YP: Have you talked to Gulf and European countries on this matter?
AR: We have raised the matter before our European friends and they show understanding of it. We were to hold a conference to discuss the issue of illegal immigrants; however, it was postponed.
YP: Do you not see that the foreign policy of war on terror has helped you a lot?
AR: We are allying with countries fighting terrorism, because our country has suffered a lot. However, I would like to assure that what has been achieved was made under local support. There has been limited support for other countries.
YP: But how do you say that support of foreign countries is of disadvantage though you are the beneficial party?
AR: It is of disadvantage because people as well as high ranking officials believe that coalition countries provide us with unlimited support even at the level of budget. When we ask for our budget from the Ministry of Finance, they tell us that we are a supported institution, therefore, we neither receive support from foreign countries nor a budget from the government as others. I again assure that our administration has been established with Yemeni resources and we receive limited support from some friendly countries and we thank them for that.
YP: Do you feel that officials who have close relations with smugglers, especially those who smuggle diesel, feel harmed by coastguards?
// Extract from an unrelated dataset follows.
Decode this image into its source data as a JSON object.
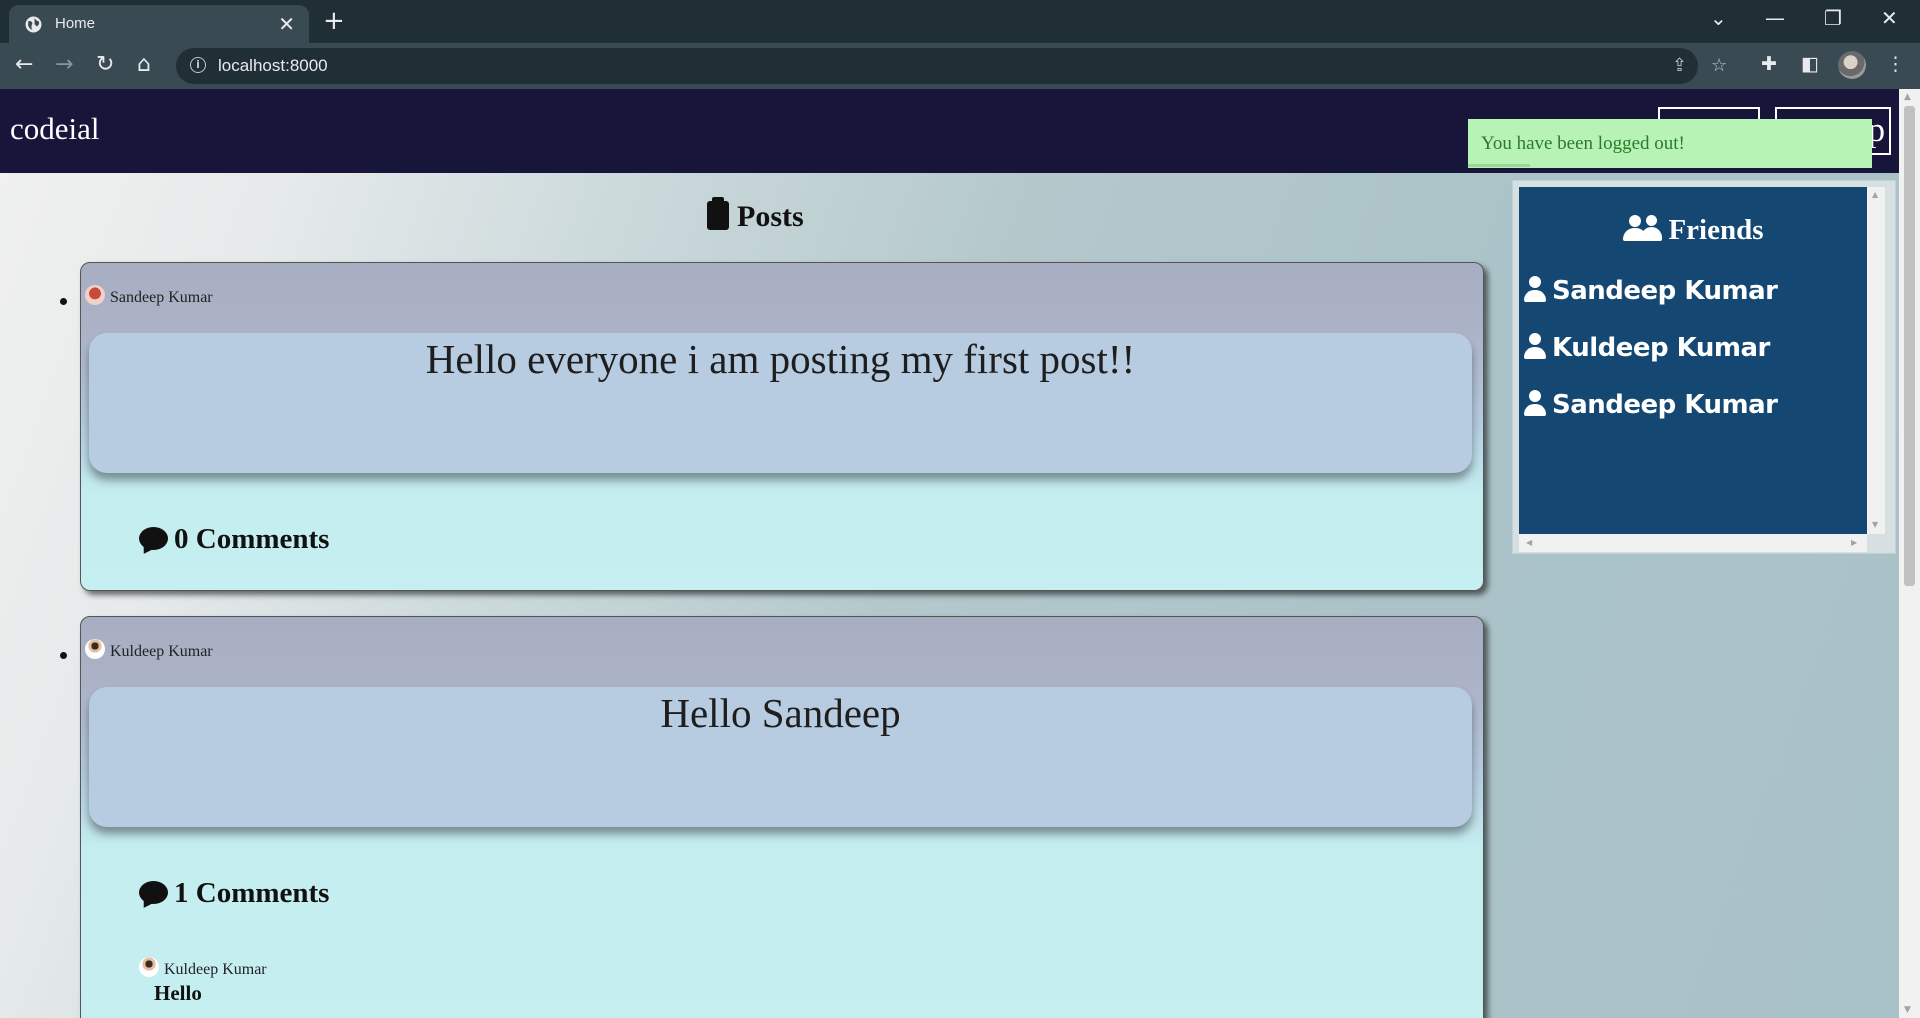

AR: The task of the coastguard forces is to fight smuggling, whether of drugs, commodities, or fuel. In this respect, we accomplished success, and such a success prompted Interior Minister Rashad Al-Alimi, political leadership and citizens to praise our efforts. We perform our tasks according to laws and we don’t care about who is to be affected and who is not. One of our main objectives is to fight corruption and we will not hesitate to fight it.
YP: Recently we heard of big quantities of pesticide smuggled through Mocha Port?
AR: We do not operate there, and Mocha port is still controlled by the armed forces. We are working now to take over the responsibility in Mocha and Al-Mukalla ports.
YP: What about fishing boats and ships?
AR: By the time we established our administration, Al-Shmou'a newspaper reported then that coastguard forces receive $3,000 from each fishing ship in return for allowing them to fish. I wrote back to the paper and told them we do not have any branch in Al-Mahrah. We came to know later that a brigade called coastguard was meant by that report and not us.
YP: What about weapon cargos and terrorists?AR: We, in collaboration with coalition forces, managed to seize weapon cargos as we arrested a group of Yemenis, Somalis and Ethiopians over the last couple of months. This was announced at the time we seized these weapons and we sent them to state storehouses.